3. Mark Sanchez took a hard hit in the second half of the game and received some attention from the Jets trainers, with Mark Brunell starting to warm up not far away. Sanchez not only stayed in the game, though, the Jets kept him on the field until the closing moments of a game that had long been decided. He finished with just 150 yards passing, two touchdowns and two interceptions.
1. Forget Tebow Time. How about Skelton Time? With Kevin Kolb sidelined by a concussion, Skelton delivered his second straight come-from-behind victory, this time helping Arizona put up 10 in the fourth quarter to erase a 17-7 deficit and force overtime. Skelton wound up throwing for 313 yards in the victory, which kept the Cardinals alive in the playoff chase.
2. It wasn’t a highlight-reel day for Beanie Wells, who mustered just 51 yards on the ground against Cleveland’s defense. But Wells also punched in a 1-yard score in the fourth quarter to cut the Browns’ lead to 17-14 and give the Cardinals a huge jolt of life, following three-plus quarters of lackluster play.
3. Greg Little has been one of the more underrated rookies in the league this season, and the Cleveland receiver struck again Sunday. He finished with five catches for 131 yards and a clutch touchdown through three quarters, providing just enough to help keep the Arizona defense off balance.
1. A pair of Denver turnovers completely changed the course of this game. The Broncos had a 16-14 lead when Lance Ball coughed up the football, leading to a New England touchdown. Tebow then put the ball on the ground as the Patriots blew up a Denver play. They recovered the fumble as well, setting up another TD for the visiting New England club. The Patriots turned a 16-7 deficit into a 27-16 halftime lead.
2. Chad Ochocinco finally — finally! — caught his first touchdown pass of the season midway through the first quarter, coming open deep left. Tom Brady didn’t miss him, either, delivering a strike over top of the Broncos’ defense for the score.

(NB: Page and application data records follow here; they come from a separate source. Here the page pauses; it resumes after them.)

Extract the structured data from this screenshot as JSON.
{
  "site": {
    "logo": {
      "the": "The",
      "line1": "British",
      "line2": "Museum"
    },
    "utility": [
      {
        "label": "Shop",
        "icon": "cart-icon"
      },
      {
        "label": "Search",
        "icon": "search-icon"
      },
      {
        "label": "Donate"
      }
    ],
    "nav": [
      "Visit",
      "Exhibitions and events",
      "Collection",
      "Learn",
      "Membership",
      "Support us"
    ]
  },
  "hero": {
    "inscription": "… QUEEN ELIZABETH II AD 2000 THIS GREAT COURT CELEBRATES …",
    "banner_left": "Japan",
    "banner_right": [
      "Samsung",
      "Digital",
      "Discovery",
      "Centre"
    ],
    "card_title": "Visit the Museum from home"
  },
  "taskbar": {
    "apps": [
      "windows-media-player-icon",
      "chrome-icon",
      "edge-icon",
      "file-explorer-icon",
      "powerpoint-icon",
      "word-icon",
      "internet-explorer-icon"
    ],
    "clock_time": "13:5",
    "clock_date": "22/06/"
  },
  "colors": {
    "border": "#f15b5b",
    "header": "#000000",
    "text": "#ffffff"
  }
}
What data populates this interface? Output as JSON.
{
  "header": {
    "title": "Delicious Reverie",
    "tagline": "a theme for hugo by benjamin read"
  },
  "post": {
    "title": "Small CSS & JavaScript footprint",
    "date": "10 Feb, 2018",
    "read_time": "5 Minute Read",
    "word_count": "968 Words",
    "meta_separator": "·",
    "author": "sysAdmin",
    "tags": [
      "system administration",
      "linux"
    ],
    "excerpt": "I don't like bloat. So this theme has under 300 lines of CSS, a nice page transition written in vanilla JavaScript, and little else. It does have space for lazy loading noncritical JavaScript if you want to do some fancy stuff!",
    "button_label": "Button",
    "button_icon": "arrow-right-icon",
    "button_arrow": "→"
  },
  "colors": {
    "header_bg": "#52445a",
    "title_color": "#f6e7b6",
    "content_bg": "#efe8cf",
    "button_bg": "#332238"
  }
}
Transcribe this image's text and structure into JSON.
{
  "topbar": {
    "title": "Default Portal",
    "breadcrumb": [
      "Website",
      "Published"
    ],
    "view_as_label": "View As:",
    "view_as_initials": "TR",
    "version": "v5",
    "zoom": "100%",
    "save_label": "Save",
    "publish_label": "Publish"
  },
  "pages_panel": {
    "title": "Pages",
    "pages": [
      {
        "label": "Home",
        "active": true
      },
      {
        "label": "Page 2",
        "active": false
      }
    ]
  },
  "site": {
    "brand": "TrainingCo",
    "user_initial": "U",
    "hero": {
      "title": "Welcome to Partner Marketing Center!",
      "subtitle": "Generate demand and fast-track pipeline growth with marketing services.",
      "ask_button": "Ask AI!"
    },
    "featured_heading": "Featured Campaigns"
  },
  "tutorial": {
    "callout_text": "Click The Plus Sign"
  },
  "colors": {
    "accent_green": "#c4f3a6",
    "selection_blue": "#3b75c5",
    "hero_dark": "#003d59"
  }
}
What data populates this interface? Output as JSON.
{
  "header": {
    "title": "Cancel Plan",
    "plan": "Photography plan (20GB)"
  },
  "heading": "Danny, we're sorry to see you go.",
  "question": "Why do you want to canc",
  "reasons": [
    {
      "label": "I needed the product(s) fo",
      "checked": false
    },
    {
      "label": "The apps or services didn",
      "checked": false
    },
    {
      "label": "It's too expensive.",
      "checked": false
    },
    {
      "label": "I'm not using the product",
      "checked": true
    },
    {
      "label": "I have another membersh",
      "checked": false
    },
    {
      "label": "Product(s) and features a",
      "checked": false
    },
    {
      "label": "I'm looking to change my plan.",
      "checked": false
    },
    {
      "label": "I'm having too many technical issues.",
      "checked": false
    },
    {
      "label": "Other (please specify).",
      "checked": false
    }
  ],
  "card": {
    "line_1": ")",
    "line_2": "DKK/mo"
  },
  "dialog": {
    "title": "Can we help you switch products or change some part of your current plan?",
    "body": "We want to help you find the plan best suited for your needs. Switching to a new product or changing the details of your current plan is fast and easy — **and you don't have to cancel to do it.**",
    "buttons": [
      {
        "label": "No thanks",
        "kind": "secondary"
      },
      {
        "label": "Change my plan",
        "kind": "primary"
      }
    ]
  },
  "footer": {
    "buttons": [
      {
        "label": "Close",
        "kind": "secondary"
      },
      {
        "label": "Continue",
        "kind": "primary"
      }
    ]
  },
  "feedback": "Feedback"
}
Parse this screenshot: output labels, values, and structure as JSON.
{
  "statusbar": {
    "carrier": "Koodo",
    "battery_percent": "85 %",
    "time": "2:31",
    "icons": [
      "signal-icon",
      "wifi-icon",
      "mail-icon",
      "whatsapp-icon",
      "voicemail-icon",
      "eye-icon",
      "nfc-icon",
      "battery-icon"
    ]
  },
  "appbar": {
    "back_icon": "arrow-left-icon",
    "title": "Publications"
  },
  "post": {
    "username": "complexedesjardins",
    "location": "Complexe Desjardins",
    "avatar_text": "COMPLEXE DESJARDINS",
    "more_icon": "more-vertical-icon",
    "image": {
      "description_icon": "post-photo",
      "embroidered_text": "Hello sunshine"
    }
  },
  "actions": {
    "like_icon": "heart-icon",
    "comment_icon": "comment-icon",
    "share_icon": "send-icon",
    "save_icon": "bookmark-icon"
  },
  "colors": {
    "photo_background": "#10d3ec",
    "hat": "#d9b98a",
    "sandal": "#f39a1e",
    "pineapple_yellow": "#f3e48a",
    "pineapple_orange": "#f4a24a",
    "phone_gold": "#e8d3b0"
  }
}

3. Give a lot of credit to the New England defense in this one. Denver came out and hung 16 points on the board in the first 17 minutes of the game, but the Patriots did not allow the Broncos to score again until 6:19 deep in the fourth quarter. By that time New England had run of 27 unanswered points to take total control of the game.
– Tom Mantzouranis contributed to this post